After the Second World War, Haile Selassie was a supporter of the principle of collective responsibility and the United Nations. Speaking in 1963, he said in a speech to the UN.
“Today, I stand before the world organization which has succeeded to the mantle discarded by its discredited predecessor. In this body is enshrined the principle of collective security which I unsuccessfully invoked at Geneva. Here, in this Assembly, reposes the best – perhaps the last – hope for the peaceful survival of mankind.” H.Selassie 4 October 1963, address to the General Assembly of the United Nations
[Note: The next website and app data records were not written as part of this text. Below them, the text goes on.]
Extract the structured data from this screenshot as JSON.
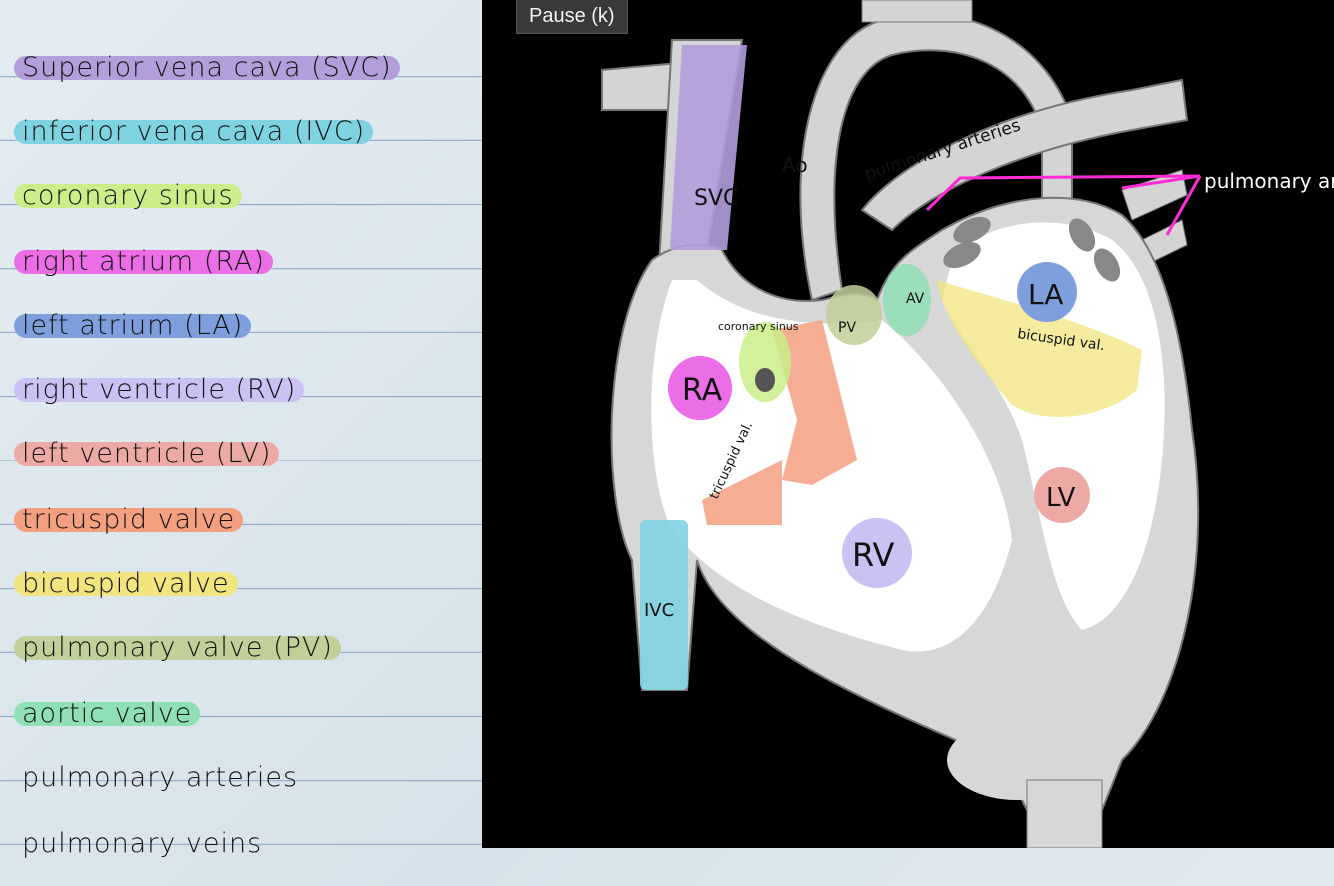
{
  "pause_button": {
    "label": "Pause (k)"
  },
  "legend": [
    {
      "text": "Superior vena cava (SVC)",
      "color": "#b39ddb"
    },
    {
      "text": "inferior vena cava (IVC)",
      "color": "#7fd3e0"
    },
    {
      "text": "coronary sinus",
      "color": "#c9ee8a"
    },
    {
      "text": "right atrium (RA)",
      "color": "#ec6ee6"
    },
    {
      "text": "left atrium (LA)",
      "color": "#7f9fdc"
    },
    {
      "text": "right ventricle (RV)",
      "color": "#c9c2f2"
    },
    {
      "text": "left ventricle (LV)",
      "color": "#eda9a4"
    },
    {
      "text": "tricuspid valve",
      "color": "#f3a080"
    },
    {
      "text": "bicuspid valve",
      "color": "#f2e47e"
    },
    {
      "text": "pulmonary valve (PV)",
      "color": "#c1cf98"
    },
    {
      "text": "aortic valve",
      "color": "#8fe0b4"
    },
    {
      "text": "pulmonary arteries",
      "color": ""
    },
    {
      "text": "pulmonary veins",
      "color": ""
    }
  ],
  "diagram": {
    "labels": {
      "svc": "SVC",
      "ivc": "IVC",
      "ao": "Ao",
      "pulmonary_arteries": "pulmonary arteries",
      "pulmonary_arteries_right": "pulmonary arteries",
      "coronary_sinus": "coronary sinus",
      "ra": "RA",
      "la": "LA",
      "rv": "RV",
      "lv": "LV",
      "pv": "PV",
      "av": "AV",
      "bicuspid": "bicuspid val.",
      "tricuspid": "tricuspid val."
    },
    "colors": {
      "svc": "#b39ddb",
      "ivc": "#7fd3e0",
      "ra": "#ec6ee6",
      "la": "#7f9fdc",
      "rv": "#c9c2f2",
      "lv": "#eda9a4",
      "tricuspid": "#f3a080",
      "bicuspid": "#f2e47e",
      "pv": "#c1cf98",
      "av": "#8fe0b4",
      "coronary_sinus": "#c9ee8a",
      "arrow": "#ff2bd6"
    }
  }
}
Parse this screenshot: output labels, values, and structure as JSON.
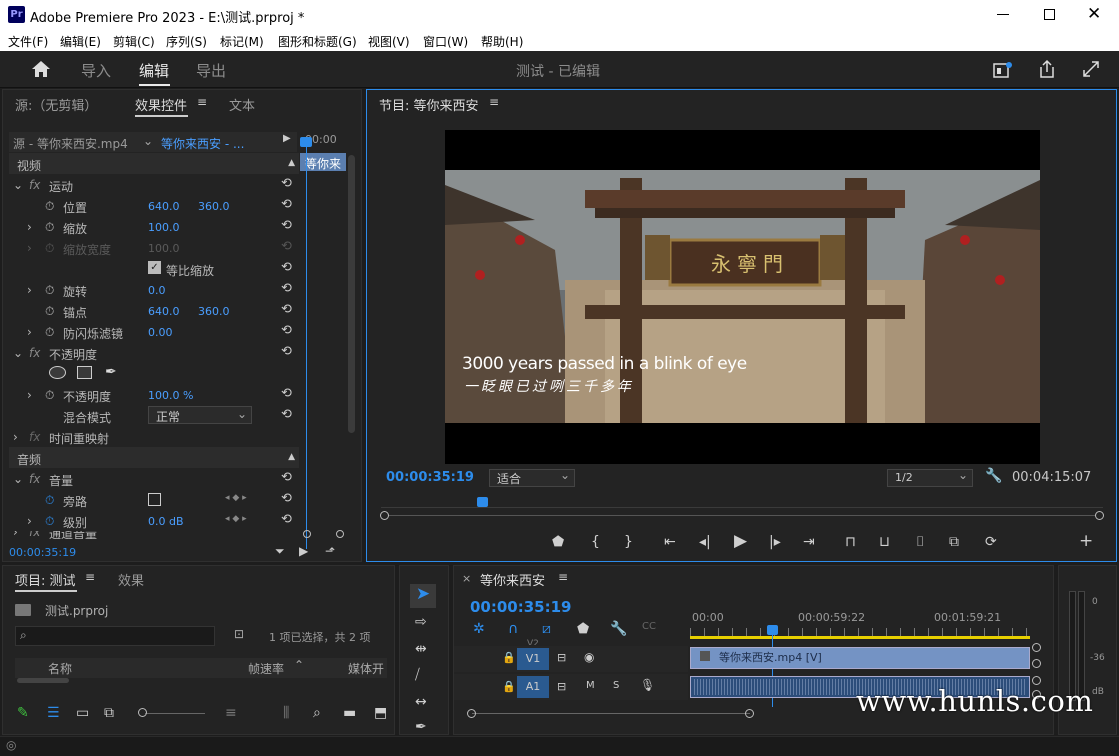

Haile Selassie was the only statesmen to address both the League of Nations and United Nations. Selassie sought to remain on friendly terms with the West, whilst also supporting African independence. In 1963, he initiated the Organisation of African Unity (OAU) and served as its first head; he made early references to the concept of a United States of Africa.
“Leadership does not mean domination. The world is always well supplied with people who wish to rule and dominate others. The true leader is a different sort; he seeks effective activity which has a truly beneficient purpose. He inspires others to follow in his wake, and holding aloft the torch of wisdom, leads the way for society to realize its genuinely great aspirations.”
On a domestic front, he tried to implement more progressive tax and land reforms but often failed to pass the measures, due to resistance from the land-owning classes and the conservative church.
In the 1960s and 1970s, there was increasing domestic opposition to Selassie’s rule, and in this period political and civil liberties were curtailed. The country also suffered severe famine in 1973 and was involved in civil unrest in the region of Eritrea – which wanted autonomy. The situation was compounded by rising oil prices and inflation – lower the standard of living. Unpopularity with his government culminated in the coup of 1974, where government officials and the Selassie family were arrested, and many executed.
Circumstances surrounding his death
A year later on 27 August 1975, Selassie reportedly died from heart failure, though circumstances around his death are disputed with some Rastafari’s believing he continued to live and others believe he was assassinated by the new military junta.
Amongst the Rastafari movement, Selassie is viewed as a ‘living God’. Selassie visited Jamaica in April 1966 to a rapturous reception by about 100,000 practising Rastafari. Bob Marley became a Rastafari shortly after this visit, writing a song “Iron Lion Zion” which refers to Haile Selassie. Selassie was named Time Man of the Year in 1936 and received numerous accolades throughout his life.